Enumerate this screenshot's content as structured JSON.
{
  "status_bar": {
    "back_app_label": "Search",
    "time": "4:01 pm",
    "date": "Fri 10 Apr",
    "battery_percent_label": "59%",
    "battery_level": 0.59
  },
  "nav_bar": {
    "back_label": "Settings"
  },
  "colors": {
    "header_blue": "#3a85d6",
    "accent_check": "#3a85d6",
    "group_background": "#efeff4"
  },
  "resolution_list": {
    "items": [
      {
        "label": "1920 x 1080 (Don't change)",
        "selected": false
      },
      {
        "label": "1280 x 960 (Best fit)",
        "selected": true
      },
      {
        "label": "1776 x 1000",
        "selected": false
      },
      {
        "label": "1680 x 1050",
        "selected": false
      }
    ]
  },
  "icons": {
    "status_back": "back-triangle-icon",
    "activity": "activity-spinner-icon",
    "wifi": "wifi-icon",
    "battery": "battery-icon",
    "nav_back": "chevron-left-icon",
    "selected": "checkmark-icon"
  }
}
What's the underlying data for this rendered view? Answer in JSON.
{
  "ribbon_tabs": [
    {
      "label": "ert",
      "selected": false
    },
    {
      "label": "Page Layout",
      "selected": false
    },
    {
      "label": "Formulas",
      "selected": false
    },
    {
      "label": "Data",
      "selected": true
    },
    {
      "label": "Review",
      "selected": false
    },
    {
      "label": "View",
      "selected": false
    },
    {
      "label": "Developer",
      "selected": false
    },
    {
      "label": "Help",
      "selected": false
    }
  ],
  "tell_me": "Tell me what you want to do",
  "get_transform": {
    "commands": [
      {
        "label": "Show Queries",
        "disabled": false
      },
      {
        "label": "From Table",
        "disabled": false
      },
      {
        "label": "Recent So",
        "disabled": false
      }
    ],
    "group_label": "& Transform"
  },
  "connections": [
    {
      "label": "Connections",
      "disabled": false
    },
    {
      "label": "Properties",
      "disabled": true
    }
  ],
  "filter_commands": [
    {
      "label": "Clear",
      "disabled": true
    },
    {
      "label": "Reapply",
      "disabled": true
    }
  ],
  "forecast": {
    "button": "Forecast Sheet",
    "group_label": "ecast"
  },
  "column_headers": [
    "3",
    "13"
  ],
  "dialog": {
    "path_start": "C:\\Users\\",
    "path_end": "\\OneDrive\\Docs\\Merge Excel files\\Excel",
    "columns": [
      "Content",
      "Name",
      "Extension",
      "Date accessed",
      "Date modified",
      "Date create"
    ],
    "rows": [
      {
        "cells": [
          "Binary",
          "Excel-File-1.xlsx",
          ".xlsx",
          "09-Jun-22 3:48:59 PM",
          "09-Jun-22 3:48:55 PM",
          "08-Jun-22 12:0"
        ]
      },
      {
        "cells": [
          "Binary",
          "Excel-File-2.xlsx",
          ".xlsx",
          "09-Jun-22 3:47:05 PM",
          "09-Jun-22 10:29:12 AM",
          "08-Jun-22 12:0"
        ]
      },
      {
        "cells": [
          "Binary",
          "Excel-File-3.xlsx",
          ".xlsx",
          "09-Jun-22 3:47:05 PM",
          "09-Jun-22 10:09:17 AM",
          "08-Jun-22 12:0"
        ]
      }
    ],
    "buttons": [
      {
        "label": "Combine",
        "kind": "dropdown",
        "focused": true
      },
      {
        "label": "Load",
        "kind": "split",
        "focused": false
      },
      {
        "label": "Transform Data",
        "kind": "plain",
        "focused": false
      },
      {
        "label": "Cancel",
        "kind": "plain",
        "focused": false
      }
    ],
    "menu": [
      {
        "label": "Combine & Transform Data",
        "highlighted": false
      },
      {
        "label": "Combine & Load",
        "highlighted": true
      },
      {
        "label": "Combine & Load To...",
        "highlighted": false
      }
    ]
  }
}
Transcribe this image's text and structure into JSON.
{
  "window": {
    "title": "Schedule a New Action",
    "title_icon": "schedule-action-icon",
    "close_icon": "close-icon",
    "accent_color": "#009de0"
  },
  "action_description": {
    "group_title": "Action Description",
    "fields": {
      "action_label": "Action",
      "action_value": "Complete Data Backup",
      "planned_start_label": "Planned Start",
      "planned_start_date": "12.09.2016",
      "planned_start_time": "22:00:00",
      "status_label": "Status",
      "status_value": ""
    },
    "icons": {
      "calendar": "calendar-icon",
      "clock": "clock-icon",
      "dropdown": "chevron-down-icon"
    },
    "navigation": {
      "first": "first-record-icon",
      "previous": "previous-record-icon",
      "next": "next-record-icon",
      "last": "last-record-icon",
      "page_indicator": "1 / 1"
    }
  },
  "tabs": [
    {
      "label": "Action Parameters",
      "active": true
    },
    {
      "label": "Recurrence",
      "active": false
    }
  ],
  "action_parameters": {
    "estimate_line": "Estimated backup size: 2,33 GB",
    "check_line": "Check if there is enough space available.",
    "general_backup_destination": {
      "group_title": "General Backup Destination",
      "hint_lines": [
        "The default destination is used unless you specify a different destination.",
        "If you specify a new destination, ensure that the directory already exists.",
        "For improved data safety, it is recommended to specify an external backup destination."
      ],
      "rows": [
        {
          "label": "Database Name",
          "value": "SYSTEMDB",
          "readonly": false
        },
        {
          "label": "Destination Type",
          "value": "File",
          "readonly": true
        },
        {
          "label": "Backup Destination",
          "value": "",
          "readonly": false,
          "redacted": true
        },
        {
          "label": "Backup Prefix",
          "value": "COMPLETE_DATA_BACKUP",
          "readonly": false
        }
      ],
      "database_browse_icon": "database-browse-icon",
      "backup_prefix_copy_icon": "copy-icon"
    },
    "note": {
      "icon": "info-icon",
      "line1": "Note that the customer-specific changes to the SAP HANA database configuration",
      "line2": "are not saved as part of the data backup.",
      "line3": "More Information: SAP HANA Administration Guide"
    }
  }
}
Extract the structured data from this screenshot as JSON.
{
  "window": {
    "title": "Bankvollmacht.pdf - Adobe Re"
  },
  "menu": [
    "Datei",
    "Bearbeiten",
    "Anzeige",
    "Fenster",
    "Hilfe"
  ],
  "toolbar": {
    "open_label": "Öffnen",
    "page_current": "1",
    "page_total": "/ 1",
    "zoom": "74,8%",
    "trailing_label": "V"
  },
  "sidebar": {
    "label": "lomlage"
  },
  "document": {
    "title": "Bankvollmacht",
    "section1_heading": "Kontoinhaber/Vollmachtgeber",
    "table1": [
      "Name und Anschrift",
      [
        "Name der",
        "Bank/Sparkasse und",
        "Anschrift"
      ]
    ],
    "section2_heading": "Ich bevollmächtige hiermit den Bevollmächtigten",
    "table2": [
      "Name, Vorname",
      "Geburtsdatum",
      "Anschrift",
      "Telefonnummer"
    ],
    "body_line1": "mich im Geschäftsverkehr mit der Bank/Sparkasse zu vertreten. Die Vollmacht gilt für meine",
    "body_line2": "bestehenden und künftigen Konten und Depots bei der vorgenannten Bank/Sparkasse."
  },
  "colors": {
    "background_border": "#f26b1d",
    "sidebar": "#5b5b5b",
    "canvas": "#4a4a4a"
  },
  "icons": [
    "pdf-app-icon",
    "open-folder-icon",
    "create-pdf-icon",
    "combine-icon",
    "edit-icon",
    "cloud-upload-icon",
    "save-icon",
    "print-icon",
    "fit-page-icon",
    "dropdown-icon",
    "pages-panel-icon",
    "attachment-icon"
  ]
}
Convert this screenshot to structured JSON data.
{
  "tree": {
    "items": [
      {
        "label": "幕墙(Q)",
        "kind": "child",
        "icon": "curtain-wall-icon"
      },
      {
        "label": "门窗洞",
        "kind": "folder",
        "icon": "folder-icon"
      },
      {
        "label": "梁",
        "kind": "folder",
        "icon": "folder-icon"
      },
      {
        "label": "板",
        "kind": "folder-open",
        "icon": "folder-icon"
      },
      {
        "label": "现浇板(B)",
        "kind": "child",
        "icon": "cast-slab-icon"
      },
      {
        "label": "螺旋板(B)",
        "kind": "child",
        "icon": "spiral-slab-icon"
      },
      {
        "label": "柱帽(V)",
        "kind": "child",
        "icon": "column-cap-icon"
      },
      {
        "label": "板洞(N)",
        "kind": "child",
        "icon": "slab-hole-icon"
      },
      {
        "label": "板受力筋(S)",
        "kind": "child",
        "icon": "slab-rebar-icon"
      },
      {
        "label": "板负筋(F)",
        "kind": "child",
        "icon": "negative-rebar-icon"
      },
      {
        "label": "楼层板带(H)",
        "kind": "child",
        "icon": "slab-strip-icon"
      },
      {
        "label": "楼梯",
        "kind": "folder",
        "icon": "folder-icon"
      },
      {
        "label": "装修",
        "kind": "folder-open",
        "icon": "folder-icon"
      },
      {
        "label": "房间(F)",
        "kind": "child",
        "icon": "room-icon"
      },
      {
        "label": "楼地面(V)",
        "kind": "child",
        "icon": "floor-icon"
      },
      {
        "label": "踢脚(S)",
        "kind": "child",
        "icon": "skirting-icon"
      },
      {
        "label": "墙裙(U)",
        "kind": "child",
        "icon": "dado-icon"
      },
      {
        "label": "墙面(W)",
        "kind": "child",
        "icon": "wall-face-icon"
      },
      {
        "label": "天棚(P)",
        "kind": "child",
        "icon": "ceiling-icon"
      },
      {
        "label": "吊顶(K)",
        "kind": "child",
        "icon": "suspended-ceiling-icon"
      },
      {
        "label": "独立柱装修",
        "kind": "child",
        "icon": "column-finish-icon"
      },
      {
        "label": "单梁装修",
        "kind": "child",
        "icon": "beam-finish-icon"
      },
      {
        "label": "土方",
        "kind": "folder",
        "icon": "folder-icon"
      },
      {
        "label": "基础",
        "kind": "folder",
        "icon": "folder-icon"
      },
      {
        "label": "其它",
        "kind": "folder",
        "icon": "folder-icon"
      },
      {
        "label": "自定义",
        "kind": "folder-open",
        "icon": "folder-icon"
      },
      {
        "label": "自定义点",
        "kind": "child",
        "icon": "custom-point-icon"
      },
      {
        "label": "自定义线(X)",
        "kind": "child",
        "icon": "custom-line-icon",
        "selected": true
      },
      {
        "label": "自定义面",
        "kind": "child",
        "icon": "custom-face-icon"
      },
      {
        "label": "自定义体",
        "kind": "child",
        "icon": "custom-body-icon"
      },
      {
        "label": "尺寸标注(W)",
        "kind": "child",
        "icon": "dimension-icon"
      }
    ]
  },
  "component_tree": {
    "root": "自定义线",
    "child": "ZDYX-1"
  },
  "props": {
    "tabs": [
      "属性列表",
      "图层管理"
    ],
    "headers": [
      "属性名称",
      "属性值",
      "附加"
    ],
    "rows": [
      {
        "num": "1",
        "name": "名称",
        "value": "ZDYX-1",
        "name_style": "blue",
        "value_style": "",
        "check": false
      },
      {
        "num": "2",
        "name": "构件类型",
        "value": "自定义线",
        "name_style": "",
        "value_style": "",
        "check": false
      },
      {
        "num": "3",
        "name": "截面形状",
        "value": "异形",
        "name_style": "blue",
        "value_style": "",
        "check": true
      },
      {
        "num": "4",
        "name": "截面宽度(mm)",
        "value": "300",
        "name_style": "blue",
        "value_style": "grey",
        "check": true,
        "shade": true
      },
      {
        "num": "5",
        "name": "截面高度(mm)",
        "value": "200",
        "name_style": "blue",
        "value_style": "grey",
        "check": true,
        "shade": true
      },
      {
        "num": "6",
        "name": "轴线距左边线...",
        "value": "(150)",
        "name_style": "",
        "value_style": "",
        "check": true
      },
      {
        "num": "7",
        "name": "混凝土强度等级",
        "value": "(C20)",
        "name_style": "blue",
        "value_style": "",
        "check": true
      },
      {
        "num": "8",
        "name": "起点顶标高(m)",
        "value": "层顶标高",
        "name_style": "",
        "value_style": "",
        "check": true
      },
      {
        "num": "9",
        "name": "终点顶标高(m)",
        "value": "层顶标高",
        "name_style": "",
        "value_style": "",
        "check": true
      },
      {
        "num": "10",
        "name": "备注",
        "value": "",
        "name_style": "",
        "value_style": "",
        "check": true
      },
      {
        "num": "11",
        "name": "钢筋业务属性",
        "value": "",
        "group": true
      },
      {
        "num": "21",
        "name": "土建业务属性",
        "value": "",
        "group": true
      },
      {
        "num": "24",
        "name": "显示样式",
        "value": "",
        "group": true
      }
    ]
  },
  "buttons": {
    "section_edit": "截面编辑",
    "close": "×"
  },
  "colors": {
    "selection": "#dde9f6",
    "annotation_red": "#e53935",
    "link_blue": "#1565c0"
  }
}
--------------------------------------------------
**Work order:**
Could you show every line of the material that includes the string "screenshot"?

**Solution:**
Enumerate this screenshot's content as structured JSON.
Extract the structured data from this screenshot as JSON.
Convert this screenshot to structured JSON data.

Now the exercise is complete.